One-third of my class was not there as the bell rang. It was not a religious holiday, it was not the first few frantic days of school and it was not a mass pandemic.
It was yesterday A-block.
Sparsely populated classrooms with groggy students and tired teachers sipping coffee are not the best learning environments, so why does this school try to use A-block, a class that only meets in the morning, as a viable time to hold a class?
We have all heard the statistics––high school students do not get enough sleep. According to the National Sleep Foundation, only 18 percent of high school students get the 8.5 hours of sleep they need to function. So, instead of a block where not much can get done, the school should start 30 minutes later.
In fact, until the late 1990s, school started at 8:20 a.m.
According to the National Sleep Foundation, when a school moves back its start times, students are more likely to be on time when school starts. Additionally, attendance improves.
Schools do not want irritable zombies walking around the halls at the crack of dawn. Rather, schools want students with refreshed minds and bodies.
However, pushing back start times means pushing back school ending times. However, only pushing back start times 30 minutes is a small price to pay for extra sleep.
Furthermore, the National Sleep Foundation said that a lack of sleep can “limit your ability to learn, listen, concentrate and solve problems.” It can also contribute to illness and cause weight gain.
With students in A-block learning potentially less than students in other blocks, A-block teachers constantly have to play catch up. Also, during a test, decreased concentration can lead to poorer test scores.
An interim step for the school could be to get data for students’ performance on tests during A-block. This school could compare these scores to test scores in later periods to find out if their is a problem.

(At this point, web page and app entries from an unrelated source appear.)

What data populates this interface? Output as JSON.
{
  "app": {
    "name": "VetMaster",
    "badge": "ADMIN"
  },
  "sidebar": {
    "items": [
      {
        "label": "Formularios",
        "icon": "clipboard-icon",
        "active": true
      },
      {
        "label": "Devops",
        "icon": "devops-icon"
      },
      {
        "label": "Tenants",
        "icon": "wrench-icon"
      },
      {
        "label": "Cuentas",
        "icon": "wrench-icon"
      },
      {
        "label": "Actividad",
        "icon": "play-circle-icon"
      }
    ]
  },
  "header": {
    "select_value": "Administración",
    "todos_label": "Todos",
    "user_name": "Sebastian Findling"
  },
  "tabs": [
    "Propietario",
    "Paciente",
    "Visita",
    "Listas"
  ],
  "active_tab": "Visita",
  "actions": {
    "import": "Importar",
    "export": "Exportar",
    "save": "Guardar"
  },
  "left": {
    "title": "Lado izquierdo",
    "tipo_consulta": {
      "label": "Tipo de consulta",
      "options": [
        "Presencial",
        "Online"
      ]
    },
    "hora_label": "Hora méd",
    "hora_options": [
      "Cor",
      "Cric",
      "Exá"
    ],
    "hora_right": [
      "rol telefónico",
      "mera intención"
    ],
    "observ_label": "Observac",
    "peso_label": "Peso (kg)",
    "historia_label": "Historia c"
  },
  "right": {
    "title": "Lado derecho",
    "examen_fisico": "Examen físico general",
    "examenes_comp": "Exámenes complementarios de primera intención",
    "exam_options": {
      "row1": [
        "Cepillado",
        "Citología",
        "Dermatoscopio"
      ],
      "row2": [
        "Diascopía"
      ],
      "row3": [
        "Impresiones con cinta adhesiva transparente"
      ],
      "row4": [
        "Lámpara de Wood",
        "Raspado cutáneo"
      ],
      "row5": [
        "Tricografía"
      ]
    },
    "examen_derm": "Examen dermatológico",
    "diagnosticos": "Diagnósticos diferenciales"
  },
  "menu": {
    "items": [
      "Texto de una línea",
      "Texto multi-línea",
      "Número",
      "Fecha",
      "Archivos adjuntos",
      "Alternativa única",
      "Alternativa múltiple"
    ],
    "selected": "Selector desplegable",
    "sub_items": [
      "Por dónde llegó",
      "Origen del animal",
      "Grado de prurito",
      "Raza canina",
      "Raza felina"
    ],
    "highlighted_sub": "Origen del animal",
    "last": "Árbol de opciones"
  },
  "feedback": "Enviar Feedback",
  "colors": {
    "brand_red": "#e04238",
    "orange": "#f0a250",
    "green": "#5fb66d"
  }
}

In addition, this school should teach us students a lesson on sleep deprivation. We might just pay attention.